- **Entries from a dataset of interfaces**
■ ■ ■ ■ ■ ■ ■
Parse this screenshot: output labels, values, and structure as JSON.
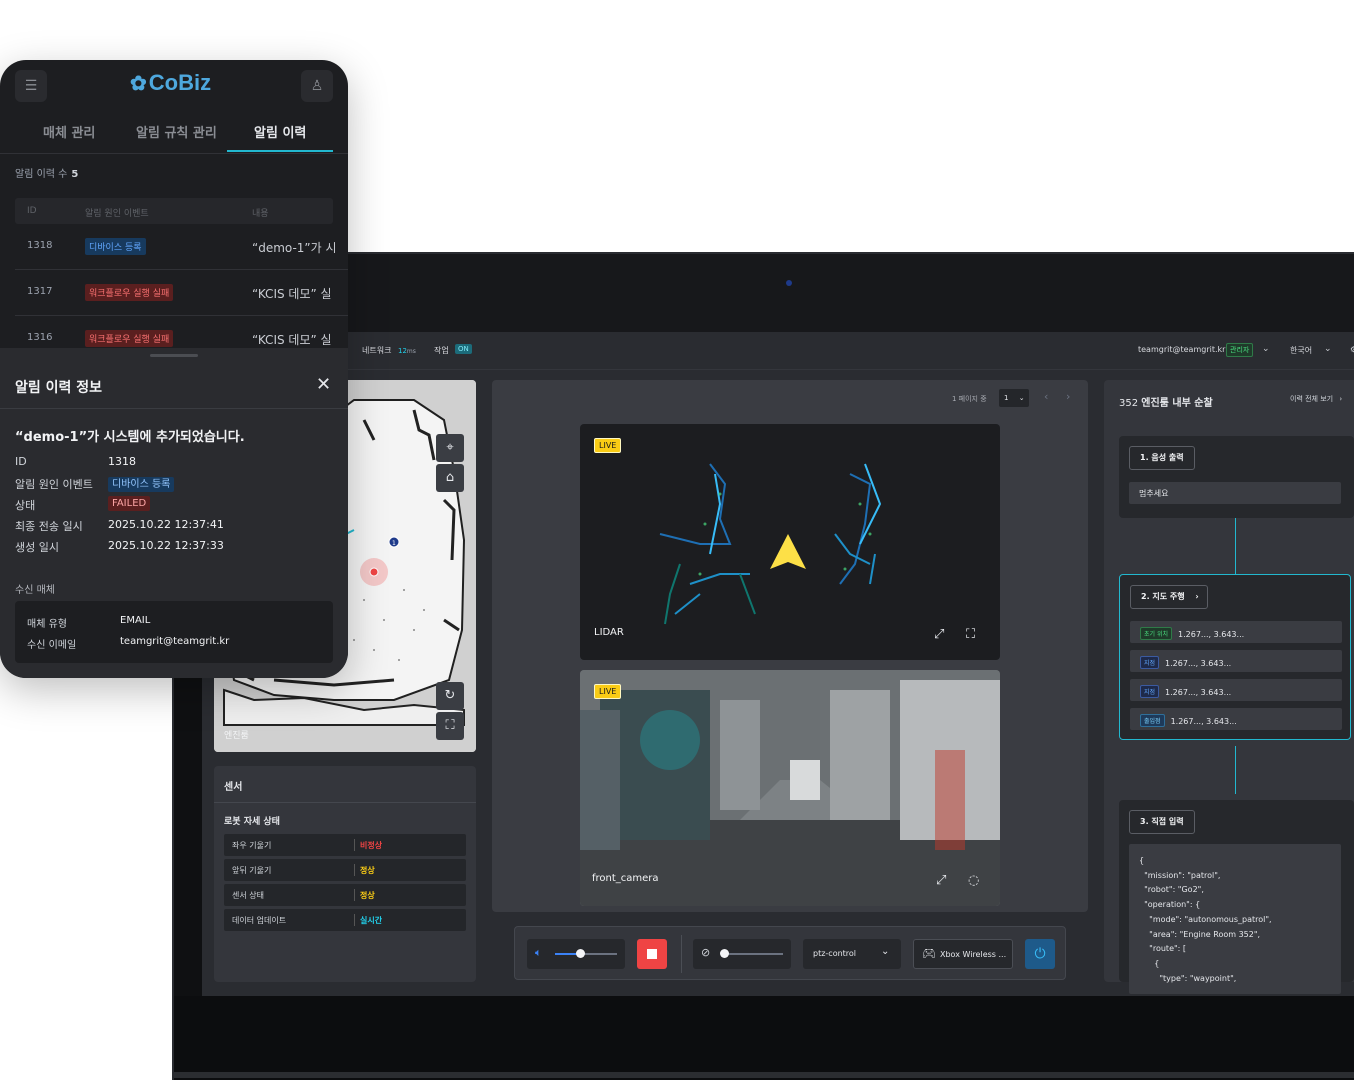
{
  "colors": {
    "accent": "#22b8cf",
    "danger": "#ef4444",
    "success": "#facc15",
    "brand": "#4ea8de"
  },
  "mobile": {
    "logo": "CoBiz",
    "logo_icon": "cobiz-logo-icon",
    "menu_icon": "hamburger-menu-icon",
    "user_icon": "user-icon",
    "tabs": [
      {
        "label": "매체 관리"
      },
      {
        "label": "알림 규칙 관리"
      },
      {
        "label": "알림 이력"
      }
    ],
    "count_label": "알림 이력 수",
    "count_value": "5",
    "table": {
      "headers": [
        "ID",
        "알림 원인 이벤트",
        "내용"
      ],
      "rows": [
        {
          "id": "1318",
          "event": "디바이스 등록",
          "event_type": "info",
          "content": "“demo-1”가 시"
        },
        {
          "id": "1317",
          "event": "워크플로우 실행 실패",
          "event_type": "error",
          "content": "“KCIS 데모” 실"
        },
        {
          "id": "1316",
          "event": "워크플로우 실행 실패",
          "event_type": "error",
          "content": "“KCIS 데모” 실"
        }
      ]
    },
    "sheet": {
      "title": "알림 이력 정보",
      "heading": "“demo-1”가 시스템에 추가되었습니다.",
      "fields": [
        {
          "key": "ID",
          "value": "1318"
        },
        {
          "key": "알림 원인 이벤트",
          "value": "디바이스 등록"
        },
        {
          "key": "상태",
          "value": "FAILED"
        },
        {
          "key": "최종 전송 일시",
          "value": "2025.10.22 12:37:41"
        },
        {
          "key": "생성 일시",
          "value": "2025.10.22 12:37:33"
        }
      ],
      "receiver_section": "수신 매체",
      "receiver": [
        {
          "key": "매체 유형",
          "value": "EMAIL"
        },
        {
          "key": "수신 이메일",
          "value": "teamgrit@teamgrit.kr"
        }
      ]
    }
  },
  "desktop": {
    "topbar": {
      "network_label": "네트워크",
      "network_value": "12",
      "network_unit": "ms",
      "job_label": "작업",
      "job_status": "ON",
      "user_email": "teamgrit@teamgrit.kr",
      "user_role": "관리자",
      "language": "한국어"
    },
    "map": {
      "label": "엔진룸",
      "marker_number": "1",
      "tools": [
        "route-tool-icon",
        "location-pin-icon",
        "refresh-icon",
        "fullscreen-icon"
      ]
    },
    "sensor": {
      "title": "센서",
      "subtitle": "로봇 자세 상태",
      "rows": [
        {
          "key": "좌우 기울기",
          "value": "비정상",
          "status": "error"
        },
        {
          "key": "앞뒤 기울기",
          "value": "정상",
          "status": "ok"
        },
        {
          "key": "센서 상태",
          "value": "정상",
          "status": "ok"
        },
        {
          "key": "데이터 업데이트",
          "value": "실시간",
          "status": "live"
        }
      ]
    },
    "video": {
      "pager_text": "1 페이지 중",
      "pager_value": "1",
      "streams": [
        {
          "badge": "LIVE",
          "label": "LIDAR"
        },
        {
          "badge": "LIVE",
          "label": "front_camera"
        }
      ]
    },
    "controls": {
      "volume_level": 0.4,
      "mic_level": 0.05,
      "mode": "ptz-control",
      "gamepad": "Xbox Wireless ..."
    },
    "mission": {
      "number": "352",
      "title": "엔진룸 내부 순찰",
      "history_link": "이력 전체 보기",
      "steps": [
        {
          "label": "1. 음성 출력",
          "input": "멈추세요"
        },
        {
          "label": "2. 지도 주행",
          "waypoints": [
            {
              "tag": "초기 위치",
              "tag_type": "start",
              "coords": "1.267..., 3.643..."
            },
            {
              "tag": "지점",
              "tag_type": "point",
              "coords": "1.267..., 3.643..."
            },
            {
              "tag": "지점",
              "tag_type": "point",
              "coords": "1.267..., 3.643..."
            },
            {
              "tag": "출입점",
              "tag_type": "entry",
              "coords": "1.267..., 3.643..."
            }
          ]
        },
        {
          "label": "3. 직접 입력",
          "json_lines": [
            "{",
            "  \"mission\": \"patrol\",",
            "  \"robot\": \"Go2\",",
            "  \"operation\": {",
            "    \"mode\": \"autonomous_patrol\",",
            "    \"area\": \"Engine Room 352\",",
            "    \"route\": [",
            "      {",
            "        \"type\": \"waypoint\","
          ]
        }
      ]
    }
  }
}
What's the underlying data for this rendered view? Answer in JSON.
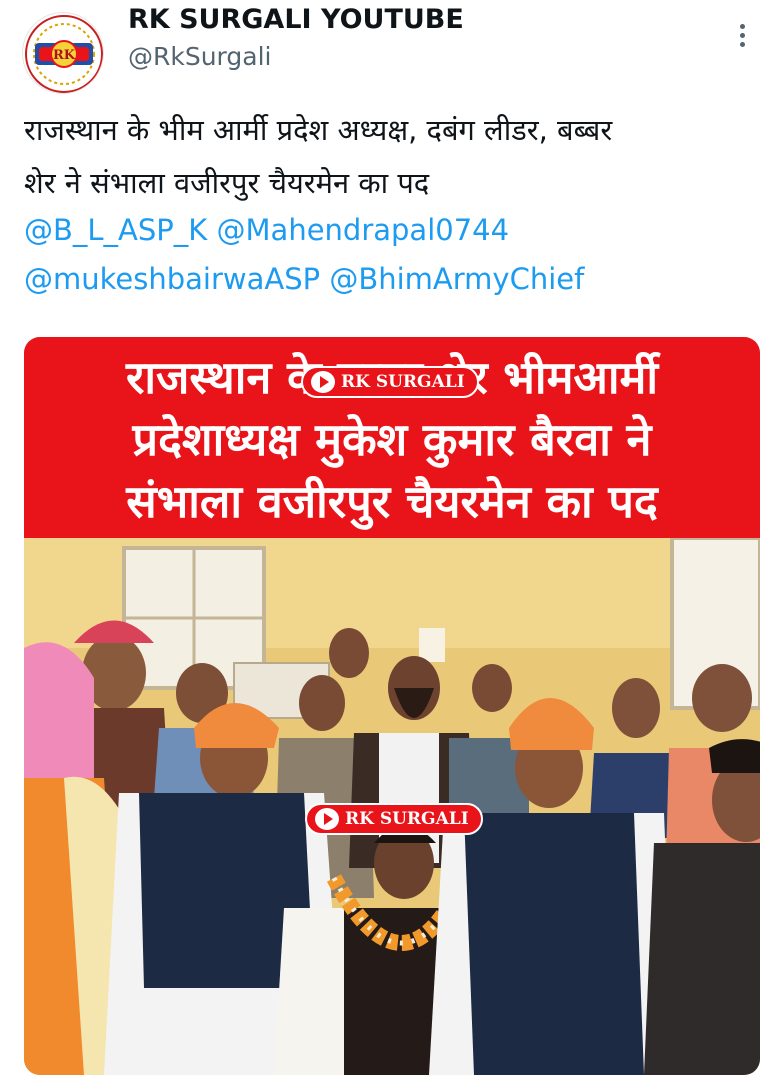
{
  "account": {
    "display_name": "RK SURGALI YOUTUBE",
    "handle": "@RkSurgali",
    "avatar_text": "RK"
  },
  "tweet": {
    "text_line1": "राजस्थान के भीम आर्मी प्रदेश अध्यक्ष, दबंग लीडर, बब्बर",
    "text_line2": "शेर ने संभाला वजीरपुर चैयरमेन का पद",
    "mentions": [
      "@B_L_ASP_K",
      "@Mahendrapal0744",
      "@mukeshbairwaASP",
      "@BhimArmyChief"
    ]
  },
  "media": {
    "banner_line1": "राजस्थान के बब्बर शेर भीमआर्मी",
    "banner_line2": "प्रदेशाध्यक्ष मुकेश कुमार बैरवा ने",
    "banner_line3": "संभाला वजीरपुर चैयरमेन का पद",
    "watermark": "RK SURGALI"
  },
  "colors": {
    "mention": "#1d9bf0",
    "banner_red": "#e8141a",
    "secondary_text": "#536471"
  },
  "icons": {
    "more": "vertical-ellipsis-icon"
  }
}
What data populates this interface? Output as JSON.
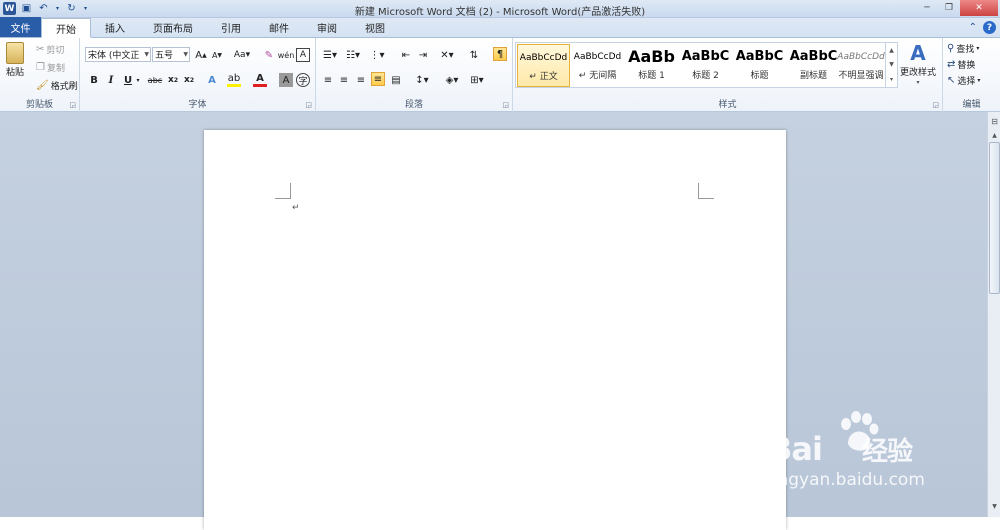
{
  "window": {
    "title": "新建 Microsoft Word 文档 (2)  -  Microsoft Word(产品激活失败)"
  },
  "tabs": [
    {
      "label": "文件"
    },
    {
      "label": "开始"
    },
    {
      "label": "插入"
    },
    {
      "label": "页面布局"
    },
    {
      "label": "引用"
    },
    {
      "label": "邮件"
    },
    {
      "label": "审阅"
    },
    {
      "label": "视图"
    }
  ],
  "clipboard": {
    "paste": "粘贴",
    "cut": "剪切",
    "copy": "复制",
    "format_painter": "格式刷",
    "group_label": "剪贴板"
  },
  "font": {
    "font_name": "宋体 (中文正",
    "font_size": "五号",
    "group_label": "字体"
  },
  "paragraph": {
    "group_label": "段落"
  },
  "styles": {
    "items": [
      {
        "sample": "AaBbCcDd",
        "name": "↵ 正文"
      },
      {
        "sample": "AaBbCcDd",
        "name": "↵ 无间隔"
      },
      {
        "sample": "AaBb",
        "name": "标题 1"
      },
      {
        "sample": "AaBbC",
        "name": "标题 2"
      },
      {
        "sample": "AaBbC",
        "name": "标题"
      },
      {
        "sample": "AaBbC",
        "name": "副标题"
      },
      {
        "sample": "AaBbCcDd",
        "name": "不明显强调"
      }
    ],
    "change_styles": "更改样式",
    "group_label": "样式"
  },
  "editing": {
    "find": "查找",
    "replace": "替换",
    "select": "选择",
    "group_label": "编辑"
  },
  "watermark": {
    "brand": "Bai",
    "brand2": "经验",
    "url": "jingyan.baidu.com"
  }
}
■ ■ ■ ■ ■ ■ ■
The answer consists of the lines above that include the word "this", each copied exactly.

Parse this screenshot: output labels, values, and structure as JSON.
What's the underlying data for this rendered view? Answer in JSON.
What data populates this interface? Output as JSON.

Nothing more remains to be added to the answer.